How can everyone be right at the same time??

And where does this get me in the end?

No. I say religion is a crutch. A man-made way for us to try and reach up to God. Since the beginning of time, societies have had some form of religion, some need to worship a being mightier than themselves. What makes you so sure that all of them are wrong and now, suddenly, you have the key?

Stop telling me what to do, stop telling me what I need, and stop believing that you hold the only right answer to the question the world has never ceased to ask.

Tuesday, February 08, 2005

Step 1: Stop Thinking That It Actually Matters What Other People Think

Growing up I was always such a "people-pleaser." The worst punishment for me was when my dad would look at me and tell me he was disappointed in me. Disappointed. Ouch.

So trying to gather up the courage to tell my sisters, my roommates, my mom, my dad that I was leaving the mormon church was a bit of a struggle for me. I was so scared of becoming a disappointment to so many people.

Well I had to get over it... I'm still trying to get over it. Who cares what everyone else thinks? Why should it matter if I disappoint someone if pleasing them means I'm making myself unhappy?

I'm so sick of people judging me!

Thursday, February 03, 2005


A recovering mormonholic? What the hell is that? Glad you asked... Basically, I grew up Mormon... 21 years in the business. I was addicted, and I was a good one. Then I realized it was all a farce, and I left the business. Things have been pretty okay for me since then. I dabbled awhile in evangelical christianity, but after a bit, I felt like I had jumped from one cult over to another. That's fine, believe in God, don't believe in God. But what I can't believe in are all those hard-core, Bible-thumpin', condemn you to hell for not living their way and saying their prayers and listening to their music kind of bullshit people. What? You don't believe that George W is a messenger from Jesus sent to rid the whole world of evil and restore peace and democracy to this bless-ed world?? You heathen! I'll pray for your wretched soul!!


I've had enough of this Holier Than Thou bunch. They're just Mormons that speak a different language.

But I digress.

I'm just working on discovering life after mormonhood. Maybe I should start my own 12-step program...

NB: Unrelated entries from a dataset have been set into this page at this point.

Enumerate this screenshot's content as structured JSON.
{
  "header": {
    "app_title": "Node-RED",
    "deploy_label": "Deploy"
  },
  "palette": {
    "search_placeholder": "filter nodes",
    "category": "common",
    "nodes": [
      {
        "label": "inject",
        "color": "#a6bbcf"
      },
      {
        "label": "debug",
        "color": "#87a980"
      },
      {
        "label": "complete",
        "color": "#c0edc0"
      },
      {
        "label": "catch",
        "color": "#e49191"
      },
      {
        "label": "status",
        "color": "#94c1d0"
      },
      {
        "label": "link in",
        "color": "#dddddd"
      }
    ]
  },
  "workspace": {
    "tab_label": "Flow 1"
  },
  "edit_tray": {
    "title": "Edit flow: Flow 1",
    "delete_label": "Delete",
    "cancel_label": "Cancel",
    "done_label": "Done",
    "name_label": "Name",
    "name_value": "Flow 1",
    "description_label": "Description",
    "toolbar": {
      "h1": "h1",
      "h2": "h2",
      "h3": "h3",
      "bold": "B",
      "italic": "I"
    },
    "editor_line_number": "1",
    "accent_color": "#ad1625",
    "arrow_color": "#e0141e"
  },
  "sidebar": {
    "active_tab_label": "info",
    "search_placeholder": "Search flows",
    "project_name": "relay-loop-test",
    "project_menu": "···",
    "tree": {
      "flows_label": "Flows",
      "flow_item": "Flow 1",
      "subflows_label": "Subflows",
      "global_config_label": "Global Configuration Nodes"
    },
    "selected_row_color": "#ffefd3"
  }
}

Wednesday, February 02, 2005

Tai Chi

So I'm following the crowd and joining the blog scene. Maybe I'll be better at blogging than I am at emailing people! And... that's about all I have to say on that one.